Theologians before Darwin had little reason to doubt that species, or kinds, were fixed and stable, created by God alongside one another at the beginning. Aquinas expresses such assumptions, writing that, in nature, “like is produced from like,” proceeding right back to “the first production of corporeal creatures,” when “the corporeal forms [End Page 1067] that bodies had … came immediately from God.”4 In the same section of the Summa theologiae, however, we find the suggestion of a dynamism in relation to specific kinds that we should also consider.5

At the very least, Aquinas was willing to entertain that the earth was only gradually populated with living things, with God having first created the fixed forms of organisms as “seeds” that were later realized, not all at once.6 In his discussion of the work of the third day, Aquinas notes two contrasting Patristic perspectives without choosing one over the other.
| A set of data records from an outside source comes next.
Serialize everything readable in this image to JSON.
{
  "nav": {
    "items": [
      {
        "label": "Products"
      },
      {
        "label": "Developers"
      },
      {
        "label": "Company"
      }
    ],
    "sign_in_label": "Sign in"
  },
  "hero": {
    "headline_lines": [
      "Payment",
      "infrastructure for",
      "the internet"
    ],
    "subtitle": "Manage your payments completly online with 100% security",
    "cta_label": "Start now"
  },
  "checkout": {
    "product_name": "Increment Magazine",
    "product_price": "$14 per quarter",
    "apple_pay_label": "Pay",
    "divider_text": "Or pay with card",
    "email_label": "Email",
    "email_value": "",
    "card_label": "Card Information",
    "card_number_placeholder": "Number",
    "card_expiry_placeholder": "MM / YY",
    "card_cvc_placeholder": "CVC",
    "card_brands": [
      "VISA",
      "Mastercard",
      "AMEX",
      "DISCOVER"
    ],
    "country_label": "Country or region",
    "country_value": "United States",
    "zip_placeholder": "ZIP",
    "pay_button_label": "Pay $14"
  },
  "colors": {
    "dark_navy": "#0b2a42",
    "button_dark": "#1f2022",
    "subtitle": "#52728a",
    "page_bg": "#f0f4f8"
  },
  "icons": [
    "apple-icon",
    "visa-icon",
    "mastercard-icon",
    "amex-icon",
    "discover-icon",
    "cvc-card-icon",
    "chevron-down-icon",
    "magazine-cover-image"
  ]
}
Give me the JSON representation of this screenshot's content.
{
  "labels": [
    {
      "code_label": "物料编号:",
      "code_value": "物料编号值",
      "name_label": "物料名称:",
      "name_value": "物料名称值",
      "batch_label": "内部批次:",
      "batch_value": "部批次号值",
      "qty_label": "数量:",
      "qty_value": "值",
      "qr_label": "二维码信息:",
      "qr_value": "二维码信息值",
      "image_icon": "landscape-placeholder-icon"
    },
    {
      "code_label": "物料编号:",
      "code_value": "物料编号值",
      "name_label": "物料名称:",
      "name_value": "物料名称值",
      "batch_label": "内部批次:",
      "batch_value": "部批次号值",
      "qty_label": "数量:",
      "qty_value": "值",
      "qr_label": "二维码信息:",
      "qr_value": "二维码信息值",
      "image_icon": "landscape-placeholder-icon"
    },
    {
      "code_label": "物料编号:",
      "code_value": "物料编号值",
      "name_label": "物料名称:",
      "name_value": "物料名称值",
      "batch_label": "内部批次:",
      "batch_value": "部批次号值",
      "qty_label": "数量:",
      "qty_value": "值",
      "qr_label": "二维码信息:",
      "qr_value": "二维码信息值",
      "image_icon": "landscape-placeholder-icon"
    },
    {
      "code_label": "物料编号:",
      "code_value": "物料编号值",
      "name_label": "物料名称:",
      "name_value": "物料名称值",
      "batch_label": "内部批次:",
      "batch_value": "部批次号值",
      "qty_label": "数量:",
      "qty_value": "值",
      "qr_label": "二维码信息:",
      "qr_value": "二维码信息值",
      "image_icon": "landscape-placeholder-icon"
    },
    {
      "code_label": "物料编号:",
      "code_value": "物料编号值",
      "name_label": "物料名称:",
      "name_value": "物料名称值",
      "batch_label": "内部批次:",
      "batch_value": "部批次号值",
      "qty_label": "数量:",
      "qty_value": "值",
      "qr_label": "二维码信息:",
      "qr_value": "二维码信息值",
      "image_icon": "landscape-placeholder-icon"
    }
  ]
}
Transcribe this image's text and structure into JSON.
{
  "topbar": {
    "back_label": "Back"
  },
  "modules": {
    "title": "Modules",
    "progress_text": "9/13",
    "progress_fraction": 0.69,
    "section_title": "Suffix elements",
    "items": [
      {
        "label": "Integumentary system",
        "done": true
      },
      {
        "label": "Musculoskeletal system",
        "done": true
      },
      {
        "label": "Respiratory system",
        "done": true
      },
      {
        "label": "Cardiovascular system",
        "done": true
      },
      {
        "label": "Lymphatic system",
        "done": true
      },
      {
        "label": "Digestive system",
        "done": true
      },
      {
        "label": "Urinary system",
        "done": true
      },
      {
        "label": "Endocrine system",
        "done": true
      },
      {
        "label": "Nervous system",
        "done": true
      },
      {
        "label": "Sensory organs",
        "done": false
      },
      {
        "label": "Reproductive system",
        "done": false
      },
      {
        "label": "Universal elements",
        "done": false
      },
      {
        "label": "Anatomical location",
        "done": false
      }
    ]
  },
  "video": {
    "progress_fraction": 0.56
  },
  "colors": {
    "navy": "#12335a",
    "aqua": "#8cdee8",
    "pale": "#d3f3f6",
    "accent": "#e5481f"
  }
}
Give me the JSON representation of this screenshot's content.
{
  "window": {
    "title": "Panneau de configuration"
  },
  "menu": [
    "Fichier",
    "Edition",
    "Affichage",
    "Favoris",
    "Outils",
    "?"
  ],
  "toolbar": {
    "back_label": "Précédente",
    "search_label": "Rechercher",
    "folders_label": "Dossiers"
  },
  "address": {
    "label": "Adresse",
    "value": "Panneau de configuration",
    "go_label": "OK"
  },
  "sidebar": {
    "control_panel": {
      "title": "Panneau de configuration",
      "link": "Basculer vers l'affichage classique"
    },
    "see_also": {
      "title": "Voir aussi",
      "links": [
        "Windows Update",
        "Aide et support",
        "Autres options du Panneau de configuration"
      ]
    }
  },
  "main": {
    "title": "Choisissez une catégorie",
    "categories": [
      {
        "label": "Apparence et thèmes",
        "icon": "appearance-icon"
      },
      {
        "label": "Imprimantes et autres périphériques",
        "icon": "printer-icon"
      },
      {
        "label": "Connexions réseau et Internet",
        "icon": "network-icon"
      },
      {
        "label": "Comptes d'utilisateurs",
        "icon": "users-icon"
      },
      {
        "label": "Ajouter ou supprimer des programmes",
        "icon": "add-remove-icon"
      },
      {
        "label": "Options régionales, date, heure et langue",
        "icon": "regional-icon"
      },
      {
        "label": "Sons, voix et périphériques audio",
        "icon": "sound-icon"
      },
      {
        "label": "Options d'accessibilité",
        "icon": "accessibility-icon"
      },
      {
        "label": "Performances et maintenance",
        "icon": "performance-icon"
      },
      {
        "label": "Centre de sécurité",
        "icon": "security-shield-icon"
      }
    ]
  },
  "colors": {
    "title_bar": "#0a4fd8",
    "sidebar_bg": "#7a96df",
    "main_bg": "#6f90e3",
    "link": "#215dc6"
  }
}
One looks more like what we might imagine as the classic pre-Darwinian view: “The first constitution of species belongs to the work of the six days, but the reproduction among them of like from like, [belongs] to the [subsequent] government of the universe.” The alternative perspective is of creatures having been produced only latently to start with, in their underlying causes: “The earth is said to have then produced plants and trees in their causes, that is, it received then the power to produce them…. They were not produced in act on the third day, but in their causes only.”7

Even according to that second perspective God ceased from making new sorts of things after the six days of creation,8 although even that rule admits partial exceptions, such as putrefaction and [End Page 1068] hybridization, of which Aquinas writes about “species, also, that are new, if any such appear.” He goes on to provide examples: “Animals, and perhaps even new species of animals, are produced by putrefaction,” and “animals of new kinds arise occasionally from the connection of individuals belonging to different species, as the mule is the offspring of an ass and a mare.”9 Here, effects (such as the mule) are manifested that nonetheless “existed previously” in causes produced “in the works of the six days.” Overall, then, we encounter a balance between some admission of novelty in later history and the sense of an unfolding of what was conferred “causally” beforehand.

Both novelty and unfolding are found in a discussion in De potentia: “The universe in its beginning was perfect as regards the species of things, but not as regards all individuals: or [it was perfect] as regards nature’s causes from which afterwards other things could be propagated, but not as regards all their effects.”10 Approached in terms of species and individuals, the emphasis is on a fixed number of unchanging species, but analysis in terms of causes that unfold in their effects is considerably more open to an evolutionary interpretation and to developing species.

In summary, the least evolutionary perspective in Aquinas aligns with his statement that “the first members of the species were immediately created by God, such as the first man, the first lion, and so forth.”11 Divine exemplarity would then come through the initial creation of the first examples: “[At] the first production of corporeal...